=== Input material ===
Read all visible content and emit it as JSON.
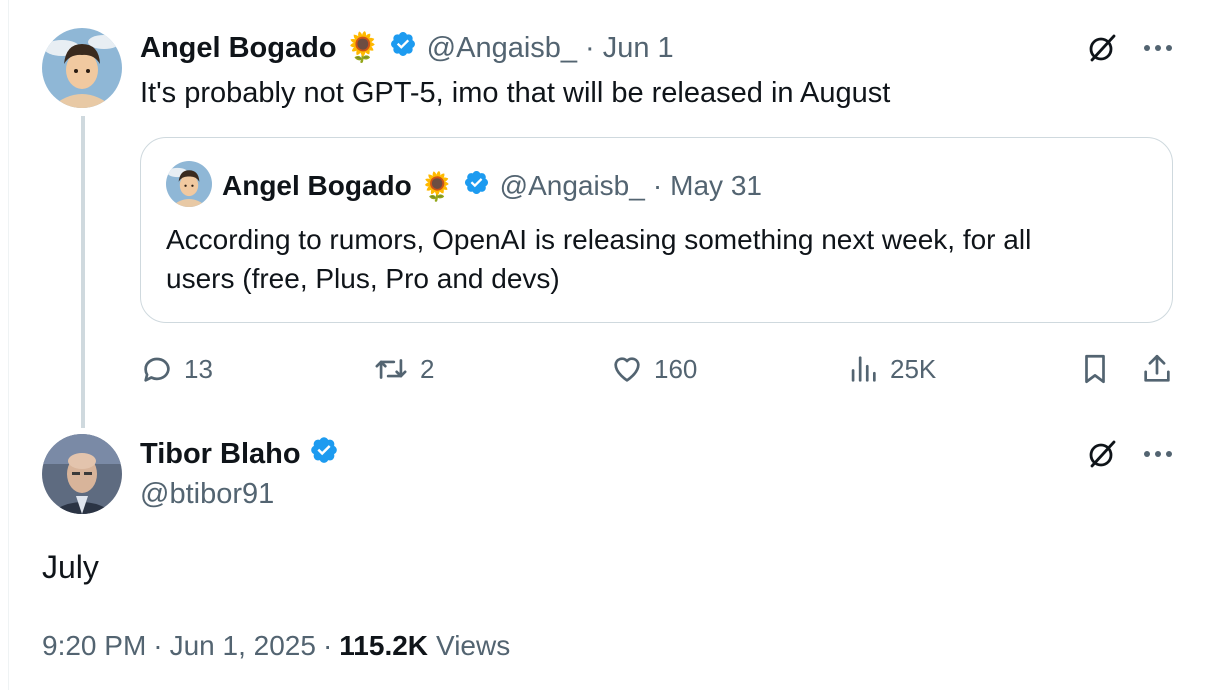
{
  "parent": {
    "author_name": "Angel Bogado",
    "author_emoji": "🌻",
    "handle": "@Angaisb_",
    "separator": "·",
    "date": "Jun 1",
    "text": "It's probably not GPT-5, imo that will be released in August",
    "quoted": {
      "author_name": "Angel Bogado",
      "author_emoji": "🌻",
      "handle": "@Angaisb_",
      "separator": "·",
      "date": "May 31",
      "text_line1": "According to rumors, OpenAI is releasing something next week, for all",
      "text_line2": "users (free, Plus, Pro and devs)"
    },
    "actions": {
      "replies": "13",
      "reposts": "2",
      "likes": "160",
      "views": "25K"
    }
  },
  "main": {
    "author_name": "Tibor Blaho",
    "handle": "@btibor91",
    "text": "July",
    "time": "9:20 PM",
    "separator": "·",
    "date": "Jun 1, 2025",
    "views_count": "115.2K",
    "views_label": "Views"
  },
  "colors": {
    "verified": "#1d9bf0",
    "muted": "#536471",
    "text": "#0f1419",
    "border": "#cfd9de"
  },
  "icons": [
    "verified-badge-icon",
    "grok-icon",
    "more-icon",
    "reply-icon",
    "repost-icon",
    "like-icon",
    "views-icon",
    "bookmark-icon",
    "share-icon"
  ]
}
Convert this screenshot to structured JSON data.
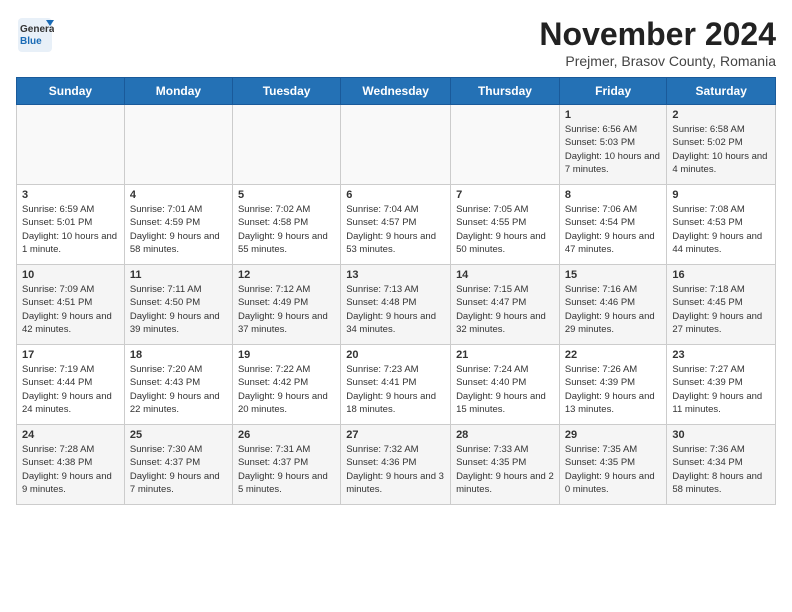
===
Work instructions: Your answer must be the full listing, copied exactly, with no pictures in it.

Task result:
Read all visible content and emit it as JSON.
{
  "parent": {
    "author_name": "Angel Bogado",
    "author_emoji": "🌻",
    "handle": "@Angaisb_",
    "separator": "·",
    "date": "Jun 1",
    "text": "It's probably not GPT-5, imo that will be released in August",
    "quoted": {
      "author_name": "Angel Bogado",
      "author_emoji": "🌻",
      "handle": "@Angaisb_",
      "separator": "·",
      "date": "May 31",
      "text_line1": "According to rumors, OpenAI is releasing something next week, for all",
      "text_line2": "users (free, Plus, Pro and devs)"
    },
    "actions": {
      "replies": "13",
      "reposts": "2",
      "likes": "160",
      "views": "25K"
    }
  },
  "main": {
    "author_name": "Tibor Blaho",
    "handle": "@btibor91",
    "text": "July",
    "time": "9:20 PM",
    "separator": "·",
    "date": "Jun 1, 2025",
    "views_count": "115.2K",
    "views_label": "Views"
  },
  "colors": {
    "verified": "#1d9bf0",
    "muted": "#536471",
    "text": "#0f1419",
    "border": "#cfd9de"
  },
  "icons": [
    "verified-badge-icon",
    "grok-icon",
    "more-icon",
    "reply-icon",
    "repost-icon",
    "like-icon",
    "views-icon",
    "bookmark-icon",
    "share-icon"
  ]
}
Convert this screenshot to structured JSON data.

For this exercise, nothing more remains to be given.